All principal religious groups stated they supported the Barrow administration’s return to a secular republic. Ahmadi leaders privately praised the president’s decision and indicated the state should stay out of religious affairs. SIC leaders also agreed with the return to a secular republic and indicated they had not supported former President Jammeh’s proclamation of the country to be an Islamic state. President Barrow used various occasions to encourage religious freedom and tolerance and linked religious peace with economic advancement and better investment opportunities. In a meeting with the Christian community, he stated, “having Christians in my cabinet manifests our belief that we are all Gambians and we should nurture and celebrate the peaceful coexistence between Muslims and Christians.” There were three Christians in the cabinet of 19 members.

In May Minister of Agriculture Omar Jallow spoke at the 41st Jalsa Salana (Annual Convention) of the Ahmadiyya Muslim Jama’at (community), declaring himself a life-long friend of the Ahmadiyya. He promised full government protection of the community.

Section III. Status of Societal Respect for Religious FreedomShare    

SIC leaders stated that all religious organizations in the country were entitled to freedom of expression and assembly, although they continued to insist that the Ahmadi Muslims did not belong to Islam. There were no reports of harassment, according the observers and religious leaders. Ahmadi Muslims said they believed themselves free to practice their religion without interference but expressed frustration with the SIC’s refusal to integrate them into the rest of the Muslim community. The Ahmadis said they had invited the SIC to all of their public events, but SIC members never attended. SIC leaders said that they did not invite Ahmadis to their events.

In May the media reported that a group of Sunni Muslims prevented Ahmadi members from entering the local cemetery to bury an Ahmadi Muslim in Tallinding, a town in the Kanifing municipality. Ahmadi leaders characterized the incident as a misunderstanding and stated that they informed local police of their intent to proceed with the burial before entering the cemetery. They said they wanted the police to be aware in case someone objected to them entering a Muslim cemetery. The police in turn sought permission from their superiors before allowing the Ahmadi to proceed with the burial. After a period of time, the police finally received permission, and the burial proceeded without incident. While the local media reported this as a standoff between Sunni and Ahmadi Muslims that needed to be resolved with the assistance of the police forces, members of the Ahmadi community stated that no standoff took place.

There were no reports of tension or disagreements between Christians and Muslims during the year.
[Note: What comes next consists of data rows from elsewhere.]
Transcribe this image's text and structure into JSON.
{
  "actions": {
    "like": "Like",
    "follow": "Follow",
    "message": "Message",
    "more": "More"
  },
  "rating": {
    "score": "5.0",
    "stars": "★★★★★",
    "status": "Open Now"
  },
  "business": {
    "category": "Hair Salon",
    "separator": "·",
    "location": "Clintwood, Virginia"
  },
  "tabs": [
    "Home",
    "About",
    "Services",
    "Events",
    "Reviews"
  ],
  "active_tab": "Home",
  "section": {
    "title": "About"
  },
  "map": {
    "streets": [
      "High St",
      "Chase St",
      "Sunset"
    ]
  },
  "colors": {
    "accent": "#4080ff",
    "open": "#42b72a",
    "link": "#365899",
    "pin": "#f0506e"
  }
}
Intermarriage between Muslims and Christians continued to be common. It was not uncommon for persons of different faiths to live in the same dwelling, and religious differences were reportedly generally tolerated and accepted among family members and neighbors.

Section IV. U.S. Government Policy and EngagementShare    

During Ramadan, the embassy held its annual iftar for government officials and religious leaders. During the event, the Ambassador urged those present to safeguard the virtues of religious tolerance and harmony and to continue being open to different views and beliefs. The Ambassador encouraged Sunni and Ahmadi Muslims to practice restraint and tolerance and to allow one another to coexist in mutual respect and acceptance.

Embassy officials met representatives of the Ahmadiyya community and the SIC on numerous occasions and expressed hope for continued peace and tolerance.